While only individual medical providers make the Image Gently pledge, hospitals and other facilities accredited for pediatric CT by the American College of Radiology must show they follow the protocols backed by the campaign. Such facilities commit to imaging children with appropriate, child-size doses of radiation. According to the alliance, such hospitals in the Washington area include, among others, Children’s, MedStar Georgetown University, some Inova facilities in Virginia, Shady Grove Adventist Hospital, Sibley Memorial and Suburban (through a joint venture with a doctor group).

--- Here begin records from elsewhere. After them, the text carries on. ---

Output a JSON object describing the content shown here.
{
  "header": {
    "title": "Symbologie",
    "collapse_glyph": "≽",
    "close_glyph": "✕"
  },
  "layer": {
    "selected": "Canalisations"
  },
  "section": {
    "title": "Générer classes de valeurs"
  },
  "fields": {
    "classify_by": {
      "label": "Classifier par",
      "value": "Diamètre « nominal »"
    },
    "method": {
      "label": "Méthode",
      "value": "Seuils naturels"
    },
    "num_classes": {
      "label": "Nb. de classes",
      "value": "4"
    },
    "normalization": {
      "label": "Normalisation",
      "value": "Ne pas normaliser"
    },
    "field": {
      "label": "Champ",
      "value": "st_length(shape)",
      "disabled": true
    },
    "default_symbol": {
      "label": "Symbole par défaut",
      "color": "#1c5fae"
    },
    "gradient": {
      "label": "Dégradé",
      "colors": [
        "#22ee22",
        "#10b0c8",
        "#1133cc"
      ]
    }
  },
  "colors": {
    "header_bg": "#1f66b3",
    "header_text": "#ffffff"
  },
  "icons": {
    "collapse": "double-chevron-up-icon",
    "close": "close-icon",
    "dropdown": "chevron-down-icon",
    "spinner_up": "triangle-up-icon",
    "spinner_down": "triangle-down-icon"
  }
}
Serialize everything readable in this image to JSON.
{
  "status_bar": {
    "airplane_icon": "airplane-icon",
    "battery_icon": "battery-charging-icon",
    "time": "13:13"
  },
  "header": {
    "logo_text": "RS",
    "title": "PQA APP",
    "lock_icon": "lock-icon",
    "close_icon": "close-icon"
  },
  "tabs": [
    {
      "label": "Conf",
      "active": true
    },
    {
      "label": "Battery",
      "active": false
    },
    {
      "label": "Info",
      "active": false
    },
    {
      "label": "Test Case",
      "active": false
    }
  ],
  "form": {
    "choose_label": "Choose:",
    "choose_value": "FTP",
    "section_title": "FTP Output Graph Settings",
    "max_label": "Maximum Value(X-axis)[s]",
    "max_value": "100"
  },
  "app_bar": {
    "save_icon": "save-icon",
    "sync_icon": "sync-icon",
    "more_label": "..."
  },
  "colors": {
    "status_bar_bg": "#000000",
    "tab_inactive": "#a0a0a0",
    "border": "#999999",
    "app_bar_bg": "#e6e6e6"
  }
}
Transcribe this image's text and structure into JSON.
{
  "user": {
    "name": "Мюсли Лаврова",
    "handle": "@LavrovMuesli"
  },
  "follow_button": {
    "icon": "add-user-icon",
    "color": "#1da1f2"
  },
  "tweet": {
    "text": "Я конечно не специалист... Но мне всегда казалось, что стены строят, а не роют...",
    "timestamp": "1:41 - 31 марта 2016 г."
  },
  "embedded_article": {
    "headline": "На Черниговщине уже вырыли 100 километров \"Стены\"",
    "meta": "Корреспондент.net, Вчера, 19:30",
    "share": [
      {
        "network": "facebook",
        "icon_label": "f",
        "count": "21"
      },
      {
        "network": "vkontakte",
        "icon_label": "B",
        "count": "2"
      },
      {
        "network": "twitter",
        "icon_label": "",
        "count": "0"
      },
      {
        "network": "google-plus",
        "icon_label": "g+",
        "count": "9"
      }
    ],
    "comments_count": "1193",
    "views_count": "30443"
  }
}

In early May, the Food and Drug Administration introduced a proposal aimed at reducing unnecessary radiation exposure for children. It recommends that manufacturers design new X-ray imaging devices, including CT scans, with instructions and protocols concerning use in children. Companies that can’t demonstrate that their devices are safe and effective for children would be asked to include a label cautioning against use in children.
The agency is seeking public comment on the proposal, and plans a workshop in July that will include manufacturers, device users and patient advocates.
The FDA is also collaborating with the radiation safety alliance and device manufacturers to come up with safety training materials for scanning children with existing equipment. And the agency has launched a Web site
with information on the risks and benefits of imaging.
Doctors suggest that parents help keep their children safe by talking to their children’s doctors about CTs, being advocates for their children and asking if an imaging facility takes steps to reduce radiation in children. Doctors said parents also should be careful not to push for CT scans when another test, such as an MRI, regular X-ray or in some cases ultrasound might be just as good.
Frush reiterated that CTs are sometimes the best course of action, especially when a child’s condition is serious or difficult to diagnose. Sze agreed, and said that a growing number of doctors are becoming more skilled in knowing when and how to use CT on children.
A study published online in February in the journal Pediatrics looked at two pediatric emergency departments and found no overall increase in CT use between 2003 and 2010, and a decrease in certain areas of the body where non-radiation-based tests were available. This “may correlate with increased awareness of radiation risk in children,” concluded the researchers.
As for Doran, she brought Isabel in for another CT scan in mid-May — the last one she’ll need for a while.
“I’m pretty happy about that,” she said. “I’m glad that we’re getting to the end of it.”
Ungar is a medical writer at the Courier-Journal in Louisville.